__DATASET__:
......

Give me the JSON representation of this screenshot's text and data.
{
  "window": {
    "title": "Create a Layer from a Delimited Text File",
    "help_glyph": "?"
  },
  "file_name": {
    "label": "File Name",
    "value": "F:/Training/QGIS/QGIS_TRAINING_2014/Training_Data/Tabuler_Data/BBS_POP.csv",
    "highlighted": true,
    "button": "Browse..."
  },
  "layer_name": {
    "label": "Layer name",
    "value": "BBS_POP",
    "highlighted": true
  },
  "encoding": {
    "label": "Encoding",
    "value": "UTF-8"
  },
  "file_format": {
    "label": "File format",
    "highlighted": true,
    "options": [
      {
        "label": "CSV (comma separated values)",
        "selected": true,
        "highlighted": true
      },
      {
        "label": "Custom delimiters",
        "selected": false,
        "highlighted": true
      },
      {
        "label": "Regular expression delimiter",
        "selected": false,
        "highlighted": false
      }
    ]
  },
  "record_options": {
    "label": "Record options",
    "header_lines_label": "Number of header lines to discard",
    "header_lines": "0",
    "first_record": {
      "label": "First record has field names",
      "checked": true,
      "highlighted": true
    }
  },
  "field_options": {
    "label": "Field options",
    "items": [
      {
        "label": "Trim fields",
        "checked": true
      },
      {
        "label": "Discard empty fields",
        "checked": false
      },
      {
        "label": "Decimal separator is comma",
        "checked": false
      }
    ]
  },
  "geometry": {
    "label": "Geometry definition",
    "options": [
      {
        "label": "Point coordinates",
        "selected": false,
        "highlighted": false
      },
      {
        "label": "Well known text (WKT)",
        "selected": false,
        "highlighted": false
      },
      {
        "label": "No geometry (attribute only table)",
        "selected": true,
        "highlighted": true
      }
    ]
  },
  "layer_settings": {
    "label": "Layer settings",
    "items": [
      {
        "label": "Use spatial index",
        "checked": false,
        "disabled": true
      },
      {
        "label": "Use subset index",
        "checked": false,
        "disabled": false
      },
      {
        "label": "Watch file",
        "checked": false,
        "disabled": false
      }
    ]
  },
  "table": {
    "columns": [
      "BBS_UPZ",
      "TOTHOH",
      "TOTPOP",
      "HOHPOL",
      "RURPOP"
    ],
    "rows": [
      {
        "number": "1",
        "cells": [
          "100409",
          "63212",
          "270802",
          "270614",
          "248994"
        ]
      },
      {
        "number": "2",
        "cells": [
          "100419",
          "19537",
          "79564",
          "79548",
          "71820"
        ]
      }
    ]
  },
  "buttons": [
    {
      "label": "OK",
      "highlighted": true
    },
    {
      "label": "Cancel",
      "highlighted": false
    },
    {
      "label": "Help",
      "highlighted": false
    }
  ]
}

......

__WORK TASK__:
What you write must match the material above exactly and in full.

__OUTPUT BELOW__:
Give me the JSON representation of this screenshot's text and data.
{
  "window": {
    "title": "Create a Layer from a Delimited Text File",
    "help_glyph": "?"
  },
  "file_name": {
    "label": "File Name",
    "value": "F:/Training/QGIS/QGIS_TRAINING_2014/Training_Data/Tabuler_Data/BBS_POP.csv",
    "highlighted": true,
    "button": "Browse..."
  },
  "layer_name": {
    "label": "Layer name",
    "value": "BBS_POP",
    "highlighted": true
  },
  "encoding": {
    "label": "Encoding",
    "value": "UTF-8"
  },
  "file_format": {
    "label": "File format",
    "highlighted": true,
    "options": [
      {
        "label": "CSV (comma separated values)",
        "selected": true,
        "highlighted": true
      },
      {
        "label": "Custom delimiters",
        "selected": false,
        "highlighted": true
      },
      {
        "label": "Regular expression delimiter",
        "selected": false,
        "highlighted": false
      }
    ]
  },
  "record_options": {
    "label": "Record options",
    "header_lines_label": "Number of header lines to discard",
    "header_lines": "0",
    "first_record": {
      "label": "First record has field names",
      "checked": true,
      "highlighted": true
    }
  },
  "field_options": {
    "label": "Field options",
    "items": [
      {
        "label": "Trim fields",
        "checked": true
      },
      {
        "label": "Discard empty fields",
        "checked": false
      },
      {
        "label": "Decimal separator is comma",
        "checked": false
      }
    ]
  },
  "geometry": {
    "label": "Geometry definition",
    "options": [
      {
        "label": "Point coordinates",
        "selected": false,
        "highlighted": false
      },
      {
        "label": "Well known text (WKT)",
        "selected": false,
        "highlighted": false
      },
      {
        "label": "No geometry (attribute only table)",
        "selected": true,
        "highlighted": true
      }
    ]
  },
  "layer_settings": {
    "label": "Layer settings",
    "items": [
      {
        "label": "Use spatial index",
        "checked": false,
        "disabled": true
      },
      {
        "label": "Use subset index",
        "checked": false,
        "disabled": false
      },
      {
        "label": "Watch file",
        "checked": false,
        "disabled": false
      }
    ]
  },
  "table": {
    "columns": [
      "BBS_UPZ",
      "TOTHOH",
      "TOTPOP",
      "HOHPOL",
      "RURPOP"
    ],
    "rows": [
      {
        "number": "1",
        "cells": [
          "100409",
          "63212",
          "270802",
          "270614",
          "248994"
        ]
      },
      {
        "number": "2",
        "cells": [
          "100419",
          "19537",
          "79564",
          "79548",
          "71820"
        ]
      }
    ]
  },
  "buttons": [
    {
      "label": "OK",
      "highlighted": true
    },
    {
      "label": "Cancel",
      "highlighted": false
    },
    {
      "label": "Help",
      "highlighted": false
    }
  ]
}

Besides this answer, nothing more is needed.